** Working data **
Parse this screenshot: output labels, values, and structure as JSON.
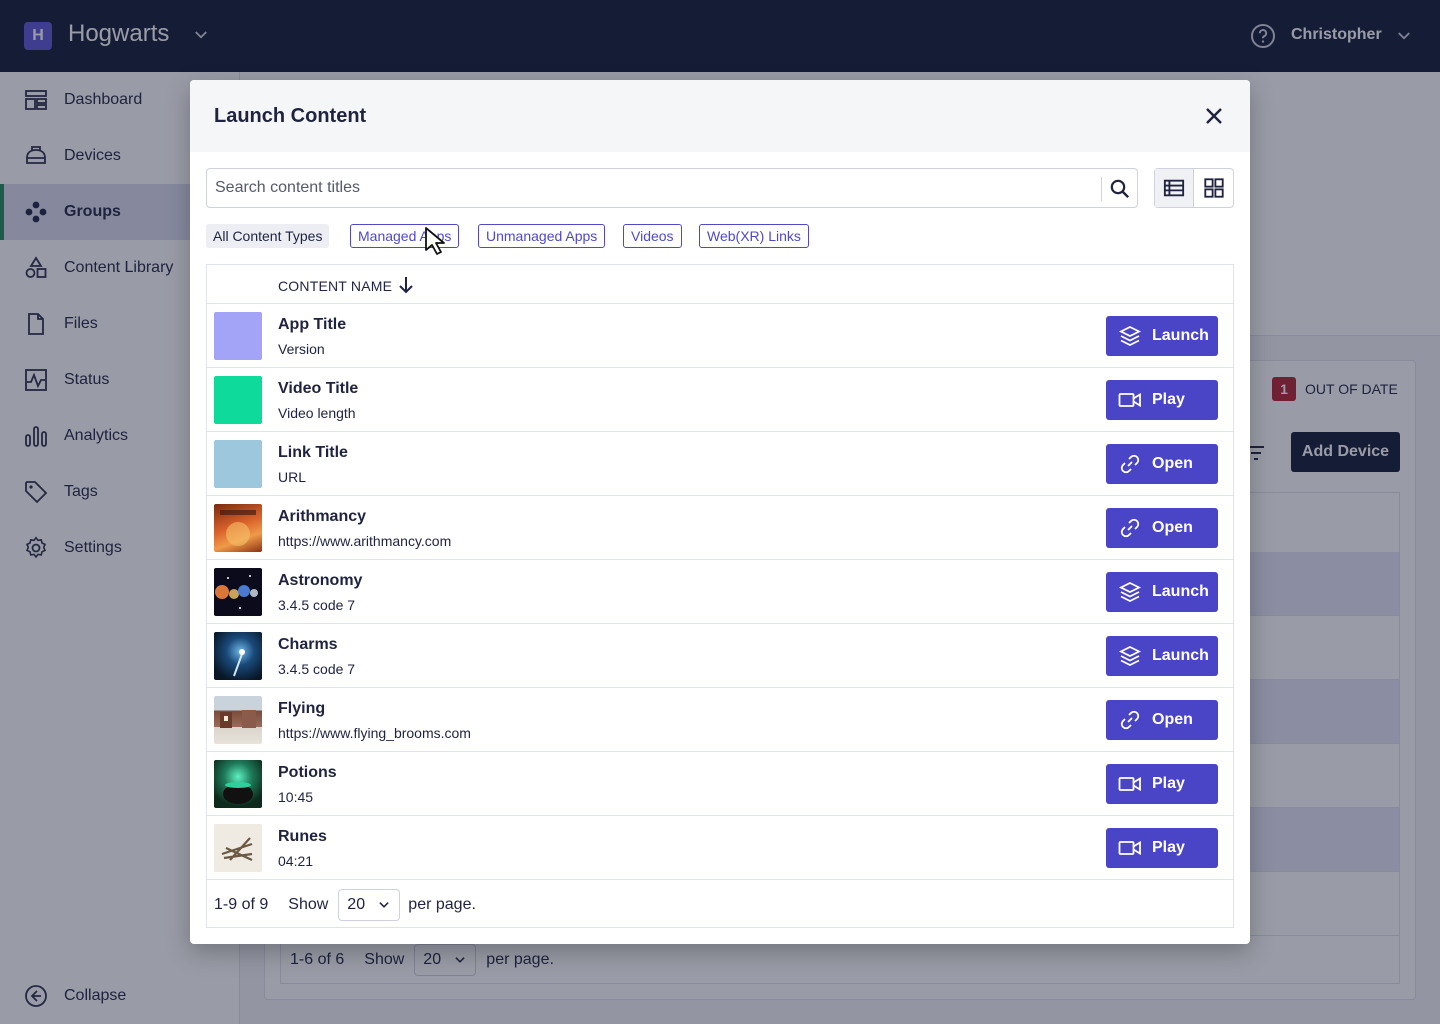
{
  "topbar": {
    "org_initial": "H",
    "org_name": "Hogwarts",
    "user_name": "Christopher"
  },
  "sidebar": {
    "items": [
      {
        "label": "Dashboard",
        "icon": "dashboard-icon"
      },
      {
        "label": "Devices",
        "icon": "devices-icon"
      },
      {
        "label": "Groups",
        "icon": "groups-icon",
        "active": true
      },
      {
        "label": "Content Library",
        "icon": "content-library-icon"
      },
      {
        "label": "Files",
        "icon": "file-icon"
      },
      {
        "label": "Status",
        "icon": "status-icon"
      },
      {
        "label": "Analytics",
        "icon": "analytics-icon"
      },
      {
        "label": "Tags",
        "icon": "tag-icon"
      },
      {
        "label": "Settings",
        "icon": "gear-icon"
      }
    ],
    "collapse_label": "Collapse"
  },
  "background": {
    "out_of_date_count": "1",
    "out_of_date_label": "OUT OF DATE",
    "add_device_label": "Add Device",
    "pager_range": "1-6 of 6",
    "pager_show": "Show",
    "pager_value": "20",
    "pager_suffix": "per page."
  },
  "modal": {
    "title": "Launch Content",
    "search_placeholder": "Search content titles",
    "filters": [
      {
        "label": "All Content Types",
        "active": true
      },
      {
        "label": "Managed Apps"
      },
      {
        "label": "Unmanaged Apps"
      },
      {
        "label": "Videos"
      },
      {
        "label": "Web(XR) Links"
      }
    ],
    "column_header": "CONTENT NAME",
    "rows": [
      {
        "title": "App Title",
        "subtitle": "Version",
        "action": "Launch",
        "action_icon": "layers-icon",
        "thumb_color": "#a3a3f7"
      },
      {
        "title": "Video Title",
        "subtitle": "Video length",
        "action": "Play",
        "action_icon": "video-icon",
        "thumb_color": "#0edb9b"
      },
      {
        "title": "Link Title",
        "subtitle": "URL",
        "action": "Open",
        "action_icon": "link-icon",
        "thumb_color": "#9cc7dc"
      },
      {
        "title": "Arithmancy",
        "subtitle": "https://www.arithmancy.com",
        "action": "Open",
        "action_icon": "link-icon",
        "thumb_color": "#c9521b"
      },
      {
        "title": "Astronomy",
        "subtitle": "3.4.5 code 7",
        "action": "Launch",
        "action_icon": "layers-icon",
        "thumb_color": "#1a1a2e"
      },
      {
        "title": "Charms",
        "subtitle": "3.4.5 code 7",
        "action": "Launch",
        "action_icon": "layers-icon",
        "thumb_color": "#0f2a44"
      },
      {
        "title": "Flying",
        "subtitle": "https://www.flying_brooms.com",
        "action": "Open",
        "action_icon": "link-icon",
        "thumb_color": "#8a6a5a"
      },
      {
        "title": "Potions",
        "subtitle": "10:45",
        "action": "Play",
        "action_icon": "video-icon",
        "thumb_color": "#1e4a2e"
      },
      {
        "title": "Runes",
        "subtitle": "04:21",
        "action": "Play",
        "action_icon": "video-icon",
        "thumb_color": "#d8cfc2"
      }
    ],
    "pager_range": "1-9 of 9",
    "pager_show": "Show",
    "pager_value": "20",
    "pager_suffix": "per page."
  },
  "colors": {
    "topbar": "#101b33",
    "accent": "#4a44c6",
    "active_nav_border": "#1d8a5a",
    "badge_red": "#b3202f"
  }
}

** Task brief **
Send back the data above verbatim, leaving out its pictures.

** Written solution **
Parse this screenshot: output labels, values, and structure as JSON.
{
  "topbar": {
    "org_initial": "H",
    "org_name": "Hogwarts",
    "user_name": "Christopher"
  },
  "sidebar": {
    "items": [
      {
        "label": "Dashboard",
        "icon": "dashboard-icon"
      },
      {
        "label": "Devices",
        "icon": "devices-icon"
      },
      {
        "label": "Groups",
        "icon": "groups-icon",
        "active": true
      },
      {
        "label": "Content Library",
        "icon": "content-library-icon"
      },
      {
        "label": "Files",
        "icon": "file-icon"
      },
      {
        "label": "Status",
        "icon": "status-icon"
      },
      {
        "label": "Analytics",
        "icon": "analytics-icon"
      },
      {
        "label": "Tags",
        "icon": "tag-icon"
      },
      {
        "label": "Settings",
        "icon": "gear-icon"
      }
    ],
    "collapse_label": "Collapse"
  },
  "background": {
    "out_of_date_count": "1",
    "out_of_date_label": "OUT OF DATE",
    "add_device_label": "Add Device",
    "pager_range": "1-6 of 6",
    "pager_show": "Show",
    "pager_value": "20",
    "pager_suffix": "per page."
  },
  "modal": {
    "title": "Launch Content",
    "search_placeholder": "Search content titles",
    "filters": [
      {
        "label": "All Content Types",
        "active": true
      },
      {
        "label": "Managed Apps"
      },
      {
        "label": "Unmanaged Apps"
      },
      {
        "label": "Videos"
      },
      {
        "label": "Web(XR) Links"
      }
    ],
    "column_header": "CONTENT NAME",
    "rows": [
      {
        "title": "App Title",
        "subtitle": "Version",
        "action": "Launch",
        "action_icon": "layers-icon",
        "thumb_color": "#a3a3f7"
      },
      {
        "title": "Video Title",
        "subtitle": "Video length",
        "action": "Play",
        "action_icon": "video-icon",
        "thumb_color": "#0edb9b"
      },
      {
        "title": "Link Title",
        "subtitle": "URL",
        "action": "Open",
        "action_icon": "link-icon",
        "thumb_color": "#9cc7dc"
      },
      {
        "title": "Arithmancy",
        "subtitle": "https://www.arithmancy.com",
        "action": "Open",
        "action_icon": "link-icon",
        "thumb_color": "#c9521b"
      },
      {
        "title": "Astronomy",
        "subtitle": "3.4.5 code 7",
        "action": "Launch",
        "action_icon": "layers-icon",
        "thumb_color": "#1a1a2e"
      },
      {
        "title": "Charms",
        "subtitle": "3.4.5 code 7",
        "action": "Launch",
        "action_icon": "layers-icon",
        "thumb_color": "#0f2a44"
      },
      {
        "title": "Flying",
        "subtitle": "https://www.flying_brooms.com",
        "action": "Open",
        "action_icon": "link-icon",
        "thumb_color": "#8a6a5a"
      },
      {
        "title": "Potions",
        "subtitle": "10:45",
        "action": "Play",
        "action_icon": "video-icon",
        "thumb_color": "#1e4a2e"
      },
      {
        "title": "Runes",
        "subtitle": "04:21",
        "action": "Play",
        "action_icon": "video-icon",
        "thumb_color": "#d8cfc2"
      }
    ],
    "pager_range": "1-9 of 9",
    "pager_show": "Show",
    "pager_value": "20",
    "pager_suffix": "per page."
  },
  "colors": {
    "topbar": "#101b33",
    "accent": "#4a44c6",
    "active_nav_border": "#1d8a5a",
    "badge_red": "#b3202f"
  }
}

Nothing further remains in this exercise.